Provided information
%%
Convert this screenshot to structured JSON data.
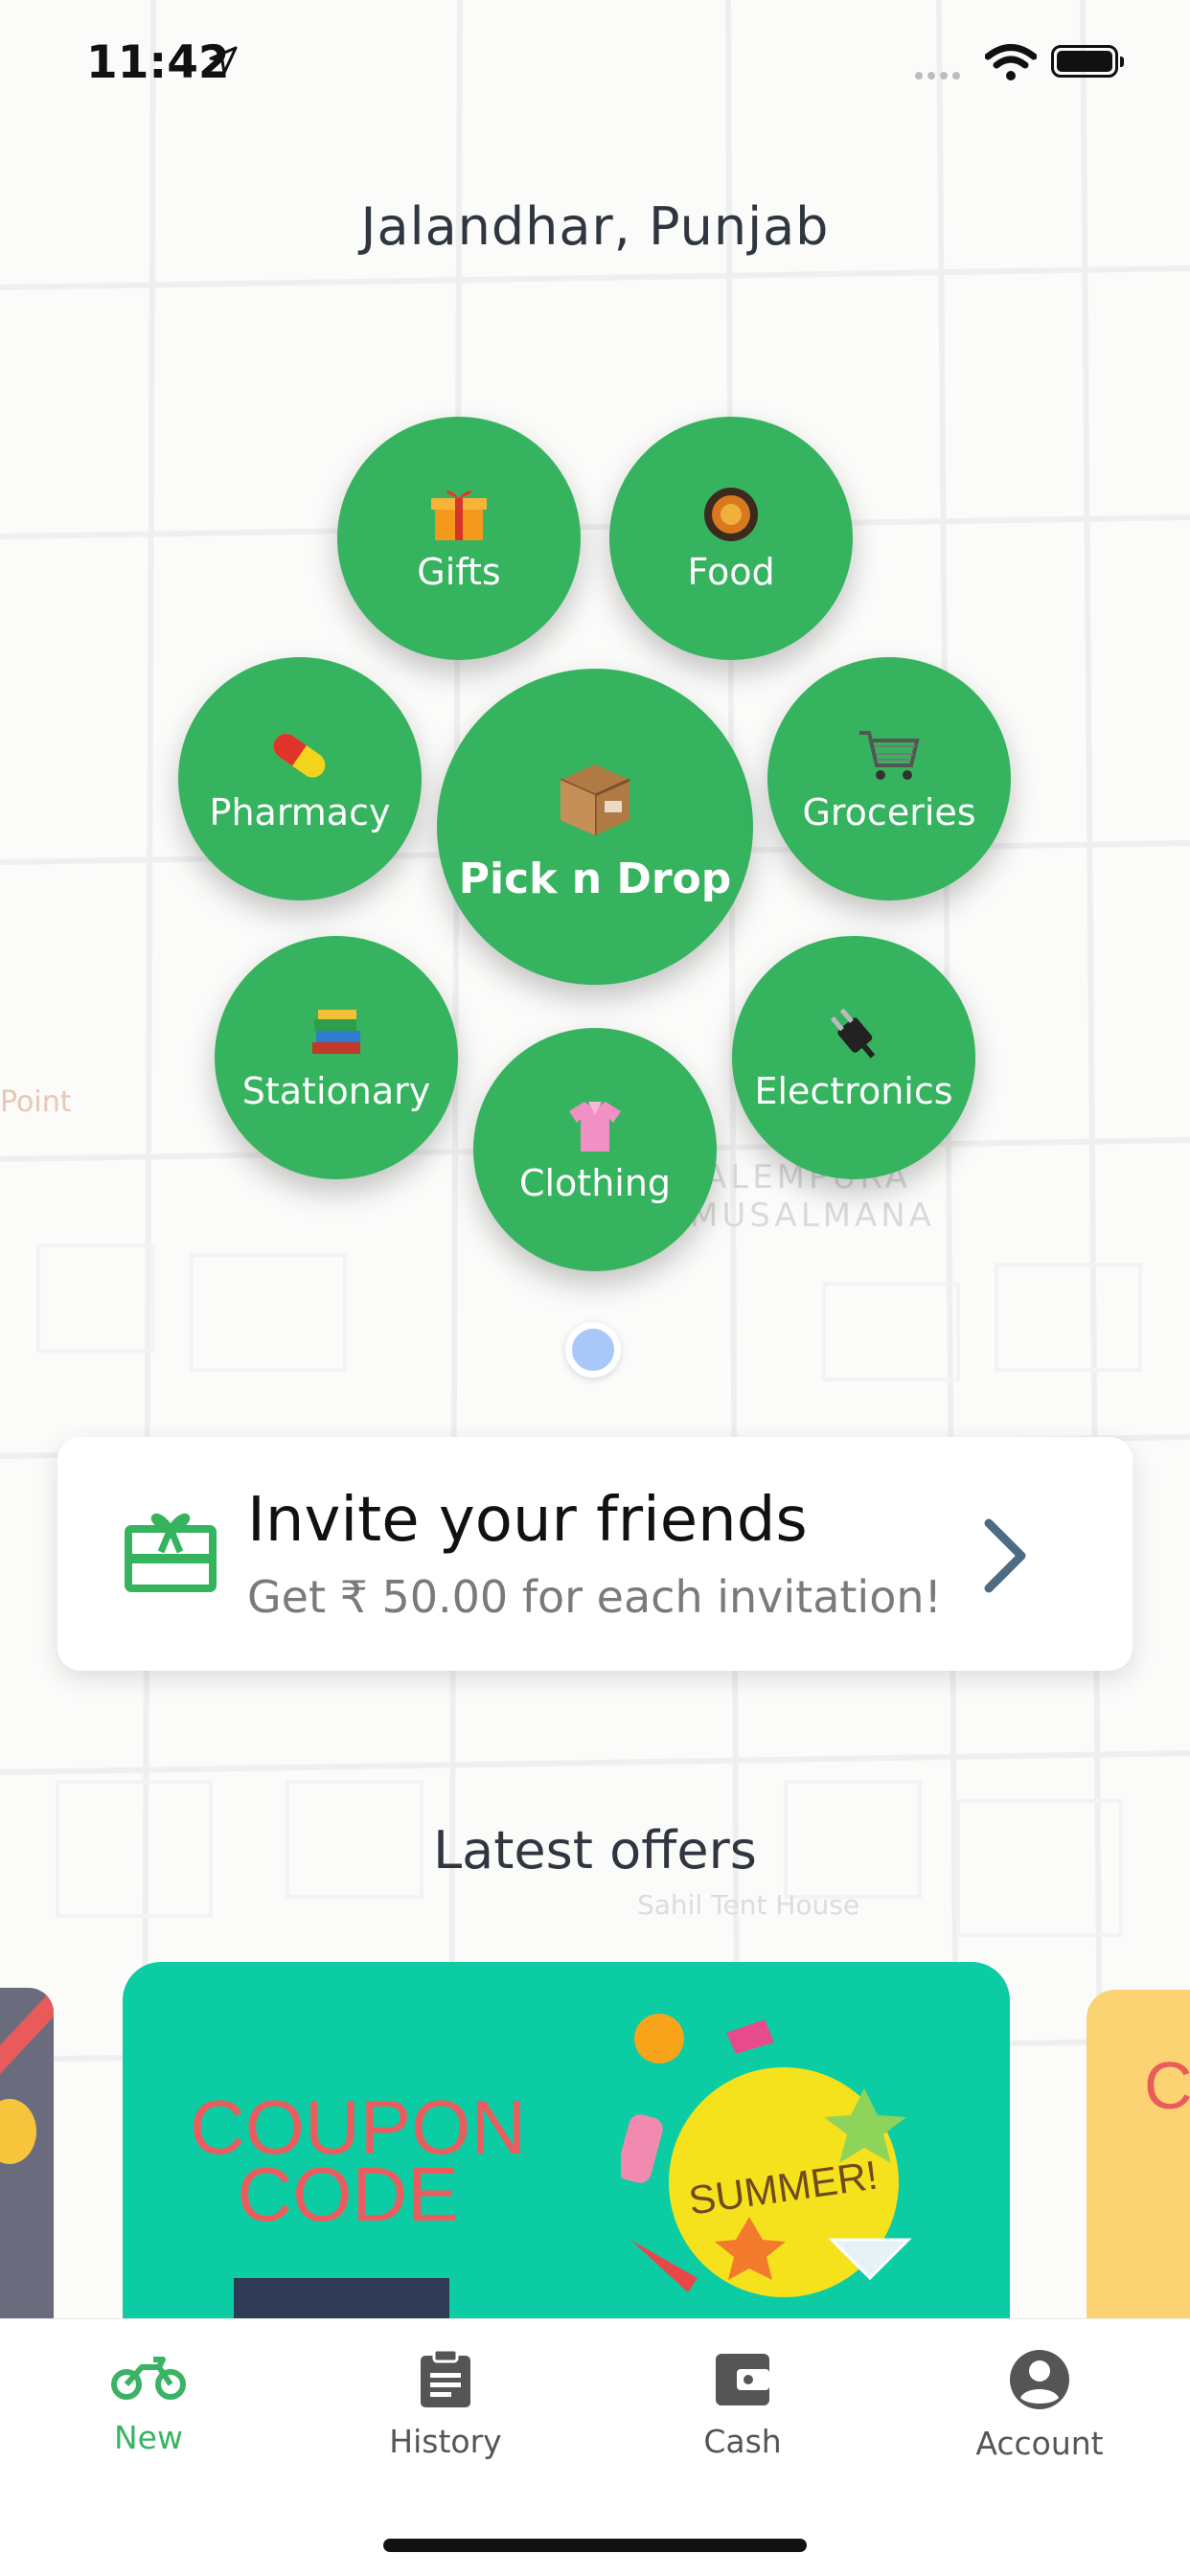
{
  "status_bar": {
    "time": "11:42"
  },
  "header": {
    "city": "Jalandhar, Punjab"
  },
  "categories": {
    "gifts": "Gifts",
    "food": "Food",
    "pharmacy": "Pharmacy",
    "pick_drop": "Pick n Drop",
    "groceries": "Groceries",
    "stationary": "Stationary",
    "electronics": "Electronics",
    "clothing": "Clothing"
  },
  "invite": {
    "title": "Invite your friends",
    "subtitle": "Get ₹ 50.00 for each invitation!"
  },
  "offers": {
    "title": "Latest offers",
    "coupon_line1": "COUPON",
    "coupon_line2": "CODE",
    "summer_text": "SUMMER!",
    "right_card_text": "C"
  },
  "map_labels": {
    "area1": "ALEMPURA",
    "area2": "MUSALMANA",
    "poi1": "Point",
    "poi2": "Sahil Tent House"
  },
  "tabs": {
    "new": "New",
    "history": "History",
    "cash": "Cash",
    "account": "Account"
  },
  "colors": {
    "accent": "#36b35e",
    "card_offer": "#0ccca3"
  }
}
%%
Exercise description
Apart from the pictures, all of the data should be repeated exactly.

Answer to this problem
Convert this screenshot to structured JSON data.
{
  "status_bar": {
    "time": "11:42"
  },
  "header": {
    "city": "Jalandhar, Punjab"
  },
  "categories": {
    "gifts": "Gifts",
    "food": "Food",
    "pharmacy": "Pharmacy",
    "pick_drop": "Pick n Drop",
    "groceries": "Groceries",
    "stationary": "Stationary",
    "electronics": "Electronics",
    "clothing": "Clothing"
  },
  "invite": {
    "title": "Invite your friends",
    "subtitle": "Get ₹ 50.00 for each invitation!"
  },
  "offers": {
    "title": "Latest offers",
    "coupon_line1": "COUPON",
    "coupon_line2": "CODE",
    "summer_text": "SUMMER!",
    "right_card_text": "C"
  },
  "map_labels": {
    "area1": "ALEMPURA",
    "area2": "MUSALMANA",
    "poi1": "Point",
    "poi2": "Sahil Tent House"
  },
  "tabs": {
    "new": "New",
    "history": "History",
    "cash": "Cash",
    "account": "Account"
  },
  "colors": {
    "accent": "#36b35e",
    "card_offer": "#0ccca3"
  }
}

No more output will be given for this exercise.